<<<<

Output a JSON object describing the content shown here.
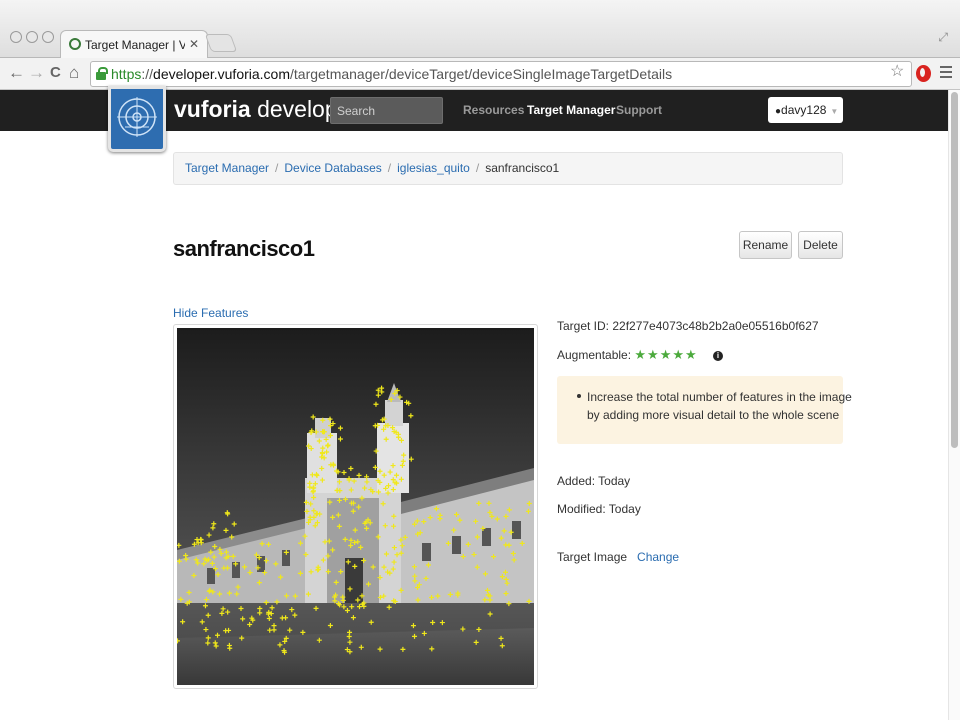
{
  "browser": {
    "tab_title": "Target Manager | Vuforia Developer Portal",
    "tab_close": "✕",
    "url_scheme": "https",
    "url_sep": "://",
    "url_host": "developer.vuforia.com",
    "url_path": "/targetmanager/deviceTarget/deviceSingleImageTargetDetails",
    "nav": {
      "back": "←",
      "forward": "→",
      "reload": "C",
      "home": "⌂"
    },
    "star": "☆",
    "resize": "⤢"
  },
  "site": {
    "brand_bold": "vuforia",
    "brand_light": " developer",
    "search_placeholder": "Search",
    "nav_links": [
      "Resources",
      "Target Manager",
      "Support"
    ],
    "active_nav": "Target Manager",
    "user": "davy128",
    "user_icon": "👤",
    "caret": "▼"
  },
  "breadcrumb": {
    "items": [
      "Target Manager",
      "Device Databases",
      "iglesias_quito"
    ],
    "separator": "/",
    "current": "sanfrancisco1"
  },
  "page": {
    "title": "sanfrancisco1",
    "rename_label": "Rename",
    "delete_label": "Delete",
    "hide_features_label": "Hide Features"
  },
  "details": {
    "target_id": "Target ID: 22f277e4073c48b2b2a0e05516b0f627",
    "augmentable_label": "Augmentable:",
    "augmentable_rating": 5,
    "augmentable_max": 5,
    "stars": "★★★★★",
    "info_icon": "i",
    "tip_line1": "Increase the total number of features in the image",
    "tip_line2": "by adding more visual detail to the whole scene",
    "added": "Added: Today",
    "modified": "Modified: Today",
    "target_image_label": "Target Image",
    "change_label": "Change"
  },
  "colors": {
    "link": "#2a6cb0",
    "star_green": "#4caa3d",
    "feature_marker": "#f0e81a",
    "header_bg": "#202020",
    "tip_bg": "#fcf3e1"
  }
}
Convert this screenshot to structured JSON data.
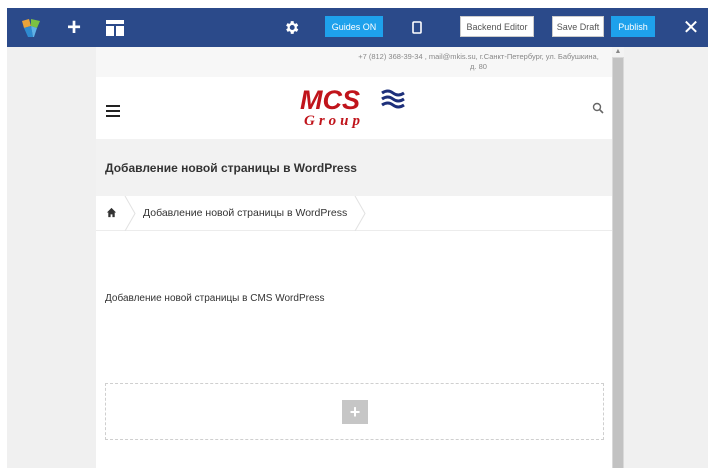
{
  "toolbar": {
    "guides_label": "Guides ON",
    "backend_label": "Backend Editor",
    "draft_label": "Save Draft",
    "publish_label": "Publish",
    "add_symbol": "+",
    "close_symbol": "✕",
    "bg_color": "#2b4a8a",
    "accent_color": "#1ea1ec"
  },
  "site": {
    "contact": "+7 (812) 368-39-34 , mail@mkis.su, г.Санкт-Петербург, ул. Бабушкина, д. 80",
    "logo_main": "MCS",
    "logo_sub": "Group",
    "brand_color": "#c0141b",
    "page_title": "Добавление новой страницы в WordPress",
    "breadcrumb": [
      "Добавление новой страницы в WordPress"
    ],
    "content_text": "Добавление новой страницы в CMS WordPress",
    "add_symbol": "+"
  },
  "icons": [
    "vc-logo-icon",
    "add-icon",
    "layout-icon",
    "gear-icon",
    "mobile-icon",
    "close-icon",
    "menu-icon",
    "search-icon",
    "home-icon"
  ]
}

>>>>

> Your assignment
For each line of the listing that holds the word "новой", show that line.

> Reply
    "page_title": "Добавление новой страницы в WordPress",
      "Добавление новой страницы в WordPress"
    "content_text": "Добавление новой страницы в CMS WordPress",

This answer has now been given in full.